*** Supplied data ***

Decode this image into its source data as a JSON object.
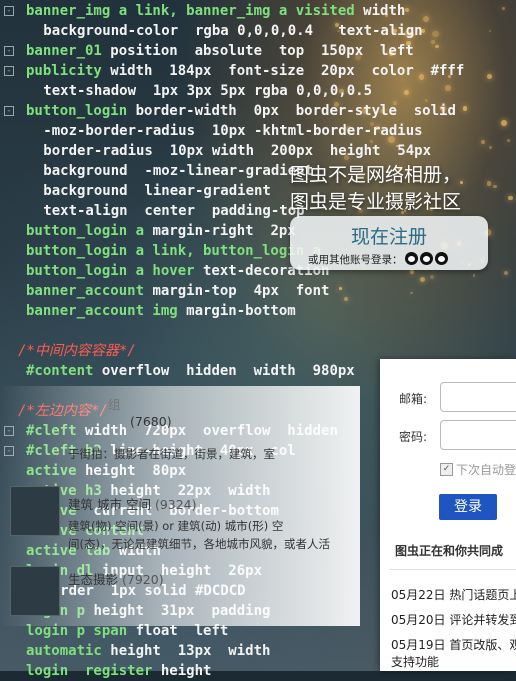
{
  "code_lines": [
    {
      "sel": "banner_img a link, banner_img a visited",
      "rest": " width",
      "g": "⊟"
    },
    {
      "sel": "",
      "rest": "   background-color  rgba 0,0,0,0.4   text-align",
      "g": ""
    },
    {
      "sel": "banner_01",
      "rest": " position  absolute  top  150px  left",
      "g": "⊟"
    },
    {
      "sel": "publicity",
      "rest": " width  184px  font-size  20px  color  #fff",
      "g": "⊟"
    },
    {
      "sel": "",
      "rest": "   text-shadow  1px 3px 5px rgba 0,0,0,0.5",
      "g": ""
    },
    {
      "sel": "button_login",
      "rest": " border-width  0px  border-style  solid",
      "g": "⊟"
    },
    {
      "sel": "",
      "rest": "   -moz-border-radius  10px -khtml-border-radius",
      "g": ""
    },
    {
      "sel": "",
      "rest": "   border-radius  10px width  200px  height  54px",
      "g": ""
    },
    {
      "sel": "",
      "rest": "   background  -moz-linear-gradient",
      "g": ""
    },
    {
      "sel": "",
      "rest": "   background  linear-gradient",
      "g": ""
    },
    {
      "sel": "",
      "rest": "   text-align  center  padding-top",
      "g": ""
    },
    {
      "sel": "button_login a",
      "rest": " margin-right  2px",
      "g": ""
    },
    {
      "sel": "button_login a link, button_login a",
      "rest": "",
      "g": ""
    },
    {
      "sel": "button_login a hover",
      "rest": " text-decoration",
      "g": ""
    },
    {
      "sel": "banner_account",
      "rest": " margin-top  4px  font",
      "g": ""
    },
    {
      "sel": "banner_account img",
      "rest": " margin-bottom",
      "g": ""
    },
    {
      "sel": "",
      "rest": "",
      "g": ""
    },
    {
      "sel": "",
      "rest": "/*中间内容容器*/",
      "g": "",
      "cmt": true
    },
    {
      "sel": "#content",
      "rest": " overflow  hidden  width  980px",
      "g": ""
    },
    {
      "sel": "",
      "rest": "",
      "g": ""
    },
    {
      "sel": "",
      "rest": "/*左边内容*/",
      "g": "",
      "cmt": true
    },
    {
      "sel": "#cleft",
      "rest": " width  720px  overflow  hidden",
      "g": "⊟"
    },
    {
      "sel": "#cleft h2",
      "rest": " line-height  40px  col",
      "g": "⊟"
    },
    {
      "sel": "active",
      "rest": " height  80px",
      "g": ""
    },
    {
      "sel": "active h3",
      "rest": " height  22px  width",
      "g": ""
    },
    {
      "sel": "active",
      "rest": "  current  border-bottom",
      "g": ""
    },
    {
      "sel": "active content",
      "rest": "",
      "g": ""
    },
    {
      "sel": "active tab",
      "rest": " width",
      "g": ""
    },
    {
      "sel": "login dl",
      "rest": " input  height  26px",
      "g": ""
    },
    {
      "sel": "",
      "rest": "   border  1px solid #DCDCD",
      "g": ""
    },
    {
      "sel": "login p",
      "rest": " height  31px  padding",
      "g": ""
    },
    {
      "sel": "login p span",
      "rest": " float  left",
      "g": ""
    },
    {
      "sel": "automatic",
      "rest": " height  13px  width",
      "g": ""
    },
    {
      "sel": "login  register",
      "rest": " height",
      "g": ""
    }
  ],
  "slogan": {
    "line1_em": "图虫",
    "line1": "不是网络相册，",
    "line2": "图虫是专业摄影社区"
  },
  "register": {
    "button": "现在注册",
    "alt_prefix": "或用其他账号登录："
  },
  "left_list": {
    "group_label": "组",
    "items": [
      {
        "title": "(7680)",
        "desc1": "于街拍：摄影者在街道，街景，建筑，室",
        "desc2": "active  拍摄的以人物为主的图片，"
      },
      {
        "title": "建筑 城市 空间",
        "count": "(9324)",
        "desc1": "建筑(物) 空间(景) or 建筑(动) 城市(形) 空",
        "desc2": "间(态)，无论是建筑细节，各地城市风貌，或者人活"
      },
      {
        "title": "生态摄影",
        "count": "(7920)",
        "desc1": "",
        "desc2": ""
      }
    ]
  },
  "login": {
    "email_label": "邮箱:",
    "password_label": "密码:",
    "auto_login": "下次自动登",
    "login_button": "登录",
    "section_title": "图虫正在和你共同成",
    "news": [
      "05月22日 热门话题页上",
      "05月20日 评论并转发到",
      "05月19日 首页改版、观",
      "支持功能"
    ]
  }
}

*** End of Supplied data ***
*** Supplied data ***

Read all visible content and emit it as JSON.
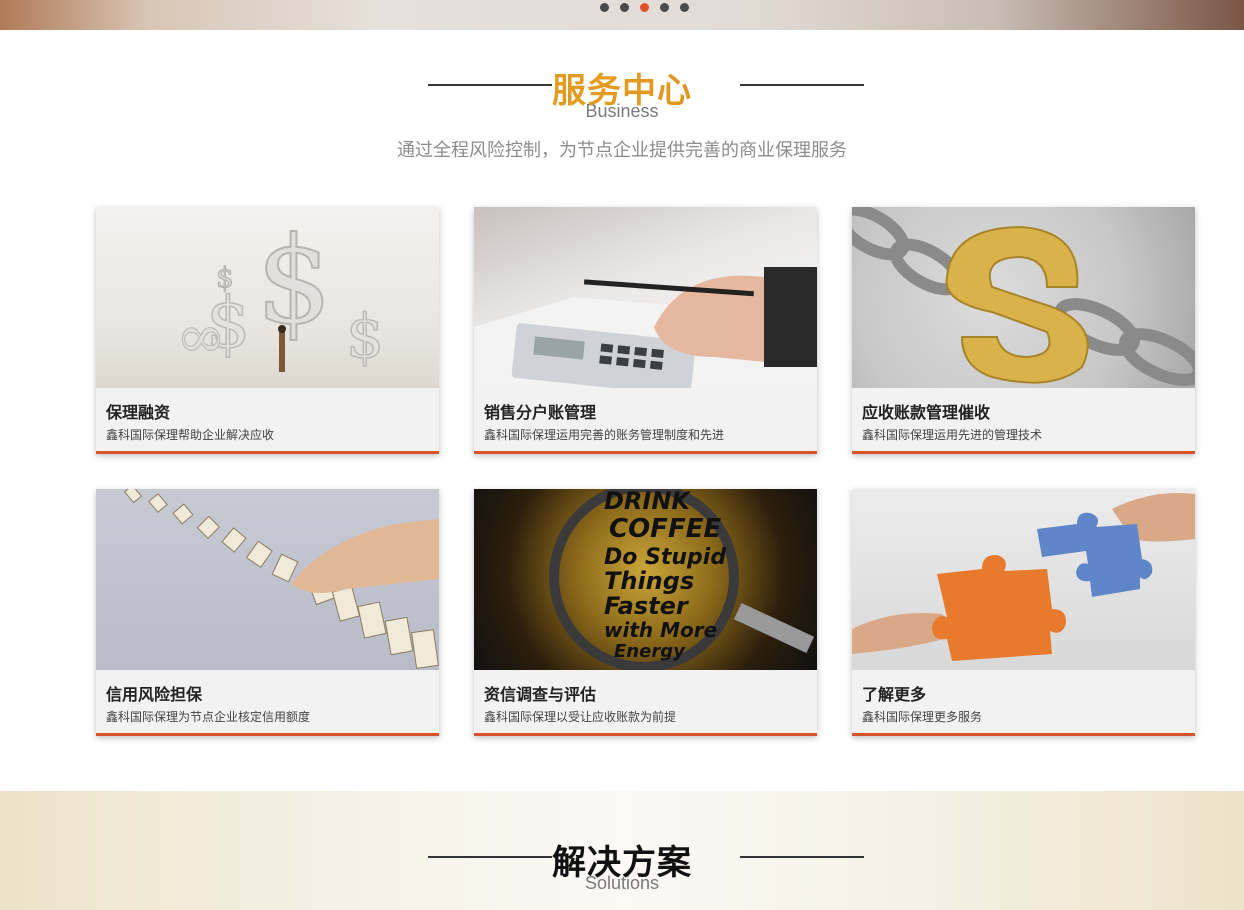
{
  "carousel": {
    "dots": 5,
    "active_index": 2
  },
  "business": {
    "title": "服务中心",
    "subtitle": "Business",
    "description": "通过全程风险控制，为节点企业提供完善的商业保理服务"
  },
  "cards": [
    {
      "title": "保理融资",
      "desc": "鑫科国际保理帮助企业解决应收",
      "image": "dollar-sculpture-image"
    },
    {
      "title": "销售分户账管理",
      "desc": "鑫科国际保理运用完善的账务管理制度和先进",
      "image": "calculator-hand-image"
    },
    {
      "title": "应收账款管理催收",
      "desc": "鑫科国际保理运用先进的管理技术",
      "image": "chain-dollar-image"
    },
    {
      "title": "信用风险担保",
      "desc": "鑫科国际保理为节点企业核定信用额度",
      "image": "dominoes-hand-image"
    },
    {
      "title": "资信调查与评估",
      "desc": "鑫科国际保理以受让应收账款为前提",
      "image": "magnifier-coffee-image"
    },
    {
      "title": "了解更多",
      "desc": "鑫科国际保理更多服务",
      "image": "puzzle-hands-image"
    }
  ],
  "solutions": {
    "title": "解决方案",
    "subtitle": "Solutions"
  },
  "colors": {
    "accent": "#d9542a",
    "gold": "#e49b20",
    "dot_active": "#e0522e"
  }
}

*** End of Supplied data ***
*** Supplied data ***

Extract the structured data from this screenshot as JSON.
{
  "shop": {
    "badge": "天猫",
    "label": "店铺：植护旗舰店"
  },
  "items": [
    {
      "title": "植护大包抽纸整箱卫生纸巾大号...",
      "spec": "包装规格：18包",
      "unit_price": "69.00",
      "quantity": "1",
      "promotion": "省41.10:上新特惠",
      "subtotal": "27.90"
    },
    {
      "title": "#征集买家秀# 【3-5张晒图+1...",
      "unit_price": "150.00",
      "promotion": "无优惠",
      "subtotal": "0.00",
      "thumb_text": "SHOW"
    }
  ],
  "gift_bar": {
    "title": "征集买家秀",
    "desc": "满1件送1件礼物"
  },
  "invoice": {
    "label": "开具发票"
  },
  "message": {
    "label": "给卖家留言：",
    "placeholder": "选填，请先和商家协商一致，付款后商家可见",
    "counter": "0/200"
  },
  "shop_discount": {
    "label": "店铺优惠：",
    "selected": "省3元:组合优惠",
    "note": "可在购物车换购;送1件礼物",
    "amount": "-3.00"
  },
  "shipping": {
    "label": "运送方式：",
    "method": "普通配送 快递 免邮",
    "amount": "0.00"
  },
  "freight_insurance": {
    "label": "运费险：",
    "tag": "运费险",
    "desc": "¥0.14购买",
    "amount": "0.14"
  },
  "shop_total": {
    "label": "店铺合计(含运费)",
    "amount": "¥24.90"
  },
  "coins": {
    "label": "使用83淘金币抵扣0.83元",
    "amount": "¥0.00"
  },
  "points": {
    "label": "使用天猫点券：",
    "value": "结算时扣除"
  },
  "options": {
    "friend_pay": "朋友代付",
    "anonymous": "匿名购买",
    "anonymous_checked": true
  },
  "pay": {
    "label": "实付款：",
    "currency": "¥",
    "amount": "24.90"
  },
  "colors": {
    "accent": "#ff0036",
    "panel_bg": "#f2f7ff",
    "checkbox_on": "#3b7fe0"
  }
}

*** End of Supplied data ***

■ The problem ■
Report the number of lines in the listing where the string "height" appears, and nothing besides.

■ Answer to this task ■
8